#### What is being asked:
Reproduce the entries in full, with no changes.

◆ ◆ ◆ ◆

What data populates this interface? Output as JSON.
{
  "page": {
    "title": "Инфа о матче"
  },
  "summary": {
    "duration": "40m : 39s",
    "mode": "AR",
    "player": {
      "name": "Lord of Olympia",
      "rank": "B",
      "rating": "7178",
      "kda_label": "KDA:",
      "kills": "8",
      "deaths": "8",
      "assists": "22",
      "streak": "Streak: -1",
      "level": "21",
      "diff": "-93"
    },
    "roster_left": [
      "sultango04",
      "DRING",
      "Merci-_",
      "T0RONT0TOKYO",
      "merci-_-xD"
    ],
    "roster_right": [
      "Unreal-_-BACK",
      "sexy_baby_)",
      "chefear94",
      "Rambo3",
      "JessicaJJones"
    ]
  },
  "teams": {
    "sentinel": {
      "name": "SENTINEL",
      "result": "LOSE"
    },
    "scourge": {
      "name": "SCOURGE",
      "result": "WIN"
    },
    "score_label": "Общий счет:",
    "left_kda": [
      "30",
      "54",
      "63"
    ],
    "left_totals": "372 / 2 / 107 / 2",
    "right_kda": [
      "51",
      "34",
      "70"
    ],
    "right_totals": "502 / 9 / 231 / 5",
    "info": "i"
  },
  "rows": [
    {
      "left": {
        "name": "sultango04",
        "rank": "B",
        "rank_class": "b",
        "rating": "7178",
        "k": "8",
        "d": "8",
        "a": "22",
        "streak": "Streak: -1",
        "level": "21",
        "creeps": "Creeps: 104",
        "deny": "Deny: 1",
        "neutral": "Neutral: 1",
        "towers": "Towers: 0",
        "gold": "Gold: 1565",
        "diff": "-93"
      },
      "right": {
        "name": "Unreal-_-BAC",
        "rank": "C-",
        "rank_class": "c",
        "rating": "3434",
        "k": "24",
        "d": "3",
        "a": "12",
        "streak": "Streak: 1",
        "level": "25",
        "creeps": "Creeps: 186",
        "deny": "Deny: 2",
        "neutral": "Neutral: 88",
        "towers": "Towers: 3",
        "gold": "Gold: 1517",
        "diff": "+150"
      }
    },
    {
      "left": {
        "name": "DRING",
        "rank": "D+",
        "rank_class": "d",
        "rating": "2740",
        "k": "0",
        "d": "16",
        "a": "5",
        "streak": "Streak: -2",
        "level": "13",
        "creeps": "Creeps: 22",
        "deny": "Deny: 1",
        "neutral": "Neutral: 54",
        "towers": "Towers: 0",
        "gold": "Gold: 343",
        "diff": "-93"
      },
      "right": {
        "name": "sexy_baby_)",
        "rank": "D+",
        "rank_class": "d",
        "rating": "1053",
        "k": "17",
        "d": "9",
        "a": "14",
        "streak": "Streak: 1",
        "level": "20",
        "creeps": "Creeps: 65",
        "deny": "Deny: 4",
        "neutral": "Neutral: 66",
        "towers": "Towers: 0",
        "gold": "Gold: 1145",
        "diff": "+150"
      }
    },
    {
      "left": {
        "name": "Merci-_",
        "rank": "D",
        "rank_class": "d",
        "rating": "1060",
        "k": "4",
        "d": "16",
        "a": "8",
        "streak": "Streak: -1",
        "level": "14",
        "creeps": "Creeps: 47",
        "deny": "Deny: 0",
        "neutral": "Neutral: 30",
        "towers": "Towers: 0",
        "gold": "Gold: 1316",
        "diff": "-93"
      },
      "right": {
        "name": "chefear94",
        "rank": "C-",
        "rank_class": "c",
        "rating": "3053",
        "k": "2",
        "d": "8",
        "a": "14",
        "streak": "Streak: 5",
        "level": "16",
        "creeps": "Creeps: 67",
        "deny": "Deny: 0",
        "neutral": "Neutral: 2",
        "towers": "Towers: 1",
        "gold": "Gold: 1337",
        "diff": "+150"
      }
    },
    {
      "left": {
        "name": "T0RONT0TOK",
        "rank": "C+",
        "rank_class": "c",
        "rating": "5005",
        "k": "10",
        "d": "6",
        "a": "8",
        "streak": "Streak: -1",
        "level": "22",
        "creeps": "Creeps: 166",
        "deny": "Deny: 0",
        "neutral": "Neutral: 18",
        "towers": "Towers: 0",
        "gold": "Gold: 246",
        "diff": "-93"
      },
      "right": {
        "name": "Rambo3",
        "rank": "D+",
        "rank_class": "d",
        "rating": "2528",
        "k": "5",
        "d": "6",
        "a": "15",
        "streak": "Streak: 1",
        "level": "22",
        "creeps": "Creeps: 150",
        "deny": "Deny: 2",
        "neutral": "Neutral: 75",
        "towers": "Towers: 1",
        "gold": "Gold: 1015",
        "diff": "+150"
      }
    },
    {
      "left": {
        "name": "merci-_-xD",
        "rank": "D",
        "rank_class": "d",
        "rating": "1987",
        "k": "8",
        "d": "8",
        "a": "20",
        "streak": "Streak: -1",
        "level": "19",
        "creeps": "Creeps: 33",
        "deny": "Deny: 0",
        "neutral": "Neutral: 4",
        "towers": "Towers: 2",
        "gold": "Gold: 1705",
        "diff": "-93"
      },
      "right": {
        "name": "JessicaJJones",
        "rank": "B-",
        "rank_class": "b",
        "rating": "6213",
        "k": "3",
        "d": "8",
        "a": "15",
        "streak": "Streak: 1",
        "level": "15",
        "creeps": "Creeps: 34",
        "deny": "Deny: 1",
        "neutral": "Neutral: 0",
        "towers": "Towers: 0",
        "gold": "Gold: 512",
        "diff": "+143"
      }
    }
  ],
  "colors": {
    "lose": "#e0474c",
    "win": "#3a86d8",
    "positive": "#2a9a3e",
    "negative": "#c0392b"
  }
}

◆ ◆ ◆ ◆

#### Your response:
What data populates this interface? Output as JSON.
{
  "page": {
    "title": "Инфа о матче"
  },
  "summary": {
    "duration": "40m : 39s",
    "mode": "AR",
    "player": {
      "name": "Lord of Olympia",
      "rank": "B",
      "rating": "7178",
      "kda_label": "KDA:",
      "kills": "8",
      "deaths": "8",
      "assists": "22",
      "streak": "Streak: -1",
      "level": "21",
      "diff": "-93"
    },
    "roster_left": [
      "sultango04",
      "DRING",
      "Merci-_",
      "T0RONT0TOKYO",
      "merci-_-xD"
    ],
    "roster_right": [
      "Unreal-_-BACK",
      "sexy_baby_)",
      "chefear94",
      "Rambo3",
      "JessicaJJones"
    ]
  },
  "teams": {
    "sentinel": {
      "name": "SENTINEL",
      "result": "LOSE"
    },
    "scourge": {
      "name": "SCOURGE",
      "result": "WIN"
    },
    "score_label": "Общий счет:",
    "left_kda": [
      "30",
      "54",
      "63"
    ],
    "left_totals": "372 / 2 / 107 / 2",
    "right_kda": [
      "51",
      "34",
      "70"
    ],
    "right_totals": "502 / 9 / 231 / 5",
    "info": "i"
  },
  "rows": [
    {
      "left": {
        "name": "sultango04",
        "rank": "B",
        "rank_class": "b",
        "rating": "7178",
        "k": "8",
        "d": "8",
        "a": "22",
        "streak": "Streak: -1",
        "level": "21",
        "creeps": "Creeps: 104",
        "deny": "Deny: 1",
        "neutral": "Neutral: 1",
        "towers": "Towers: 0",
        "gold": "Gold: 1565",
        "diff": "-93"
      },
      "right": {
        "name": "Unreal-_-BAC",
        "rank": "C-",
        "rank_class": "c",
        "rating": "3434",
        "k": "24",
        "d": "3",
        "a": "12",
        "streak": "Streak: 1",
        "level": "25",
        "creeps": "Creeps: 186",
        "deny": "Deny: 2",
        "neutral": "Neutral: 88",
        "towers": "Towers: 3",
        "gold": "Gold: 1517",
        "diff": "+150"
      }
    },
    {
      "left": {
        "name": "DRING",
        "rank": "D+",
        "rank_class": "d",
        "rating": "2740",
        "k": "0",
        "d": "16",
        "a": "5",
        "streak": "Streak: -2",
        "level": "13",
        "creeps": "Creeps: 22",
        "deny": "Deny: 1",
        "neutral": "Neutral: 54",
        "towers": "Towers: 0",
        "gold": "Gold: 343",
        "diff": "-93"
      },
      "right": {
        "name": "sexy_baby_)",
        "rank": "D+",
        "rank_class": "d",
        "rating": "1053",
        "k": "17",
        "d": "9",
        "a": "14",
        "streak": "Streak: 1",
        "level": "20",
        "creeps": "Creeps: 65",
        "deny": "Deny: 4",
        "neutral": "Neutral: 66",
        "towers": "Towers: 0",
        "gold": "Gold: 1145",
        "diff": "+150"
      }
    },
    {
      "left": {
        "name": "Merci-_",
        "rank": "D",
        "rank_class": "d",
        "rating": "1060",
        "k": "4",
        "d": "16",
        "a": "8",
        "streak": "Streak: -1",
        "level": "14",
        "creeps": "Creeps: 47",
        "deny": "Deny: 0",
        "neutral": "Neutral: 30",
        "towers": "Towers: 0",
        "gold": "Gold: 1316",
        "diff": "-93"
      },
      "right": {
        "name": "chefear94",
        "rank": "C-",
        "rank_class": "c",
        "rating": "3053",
        "k": "2",
        "d": "8",
        "a": "14",
        "streak": "Streak: 5",
        "level": "16",
        "creeps": "Creeps: 67",
        "deny": "Deny: 0",
        "neutral": "Neutral: 2",
        "towers": "Towers: 1",
        "gold": "Gold: 1337",
        "diff": "+150"
      }
    },
    {
      "left": {
        "name": "T0RONT0TOK",
        "rank": "C+",
        "rank_class": "c",
        "rating": "5005",
        "k": "10",
        "d": "6",
        "a": "8",
        "streak": "Streak: -1",
        "level": "22",
        "creeps": "Creeps: 166",
        "deny": "Deny: 0",
        "neutral": "Neutral: 18",
        "towers": "Towers: 0",
        "gold": "Gold: 246",
        "diff": "-93"
      },
      "right": {
        "name": "Rambo3",
        "rank": "D+",
        "rank_class": "d",
        "rating": "2528",
        "k": "5",
        "d": "6",
        "a": "15",
        "streak": "Streak: 1",
        "level": "22",
        "creeps": "Creeps: 150",
        "deny": "Deny: 2",
        "neutral": "Neutral: 75",
        "towers": "Towers: 1",
        "gold": "Gold: 1015",
        "diff": "+150"
      }
    },
    {
      "left": {
        "name": "merci-_-xD",
        "rank": "D",
        "rank_class": "d",
        "rating": "1987",
        "k": "8",
        "d": "8",
        "a": "20",
        "streak": "Streak: -1",
        "level": "19",
        "creeps": "Creeps: 33",
        "deny": "Deny: 0",
        "neutral": "Neutral: 4",
        "towers": "Towers: 2",
        "gold": "Gold: 1705",
        "diff": "-93"
      },
      "right": {
        "name": "JessicaJJones",
        "rank": "B-",
        "rank_class": "b",
        "rating": "6213",
        "k": "3",
        "d": "8",
        "a": "15",
        "streak": "Streak: 1",
        "level": "15",
        "creeps": "Creeps: 34",
        "deny": "Deny: 1",
        "neutral": "Neutral: 0",
        "towers": "Towers: 0",
        "gold": "Gold: 512",
        "diff": "+143"
      }
    }
  ],
  "colors": {
    "lose": "#e0474c",
    "win": "#3a86d8",
    "positive": "#2a9a3e",
    "negative": "#c0392b"
  }
}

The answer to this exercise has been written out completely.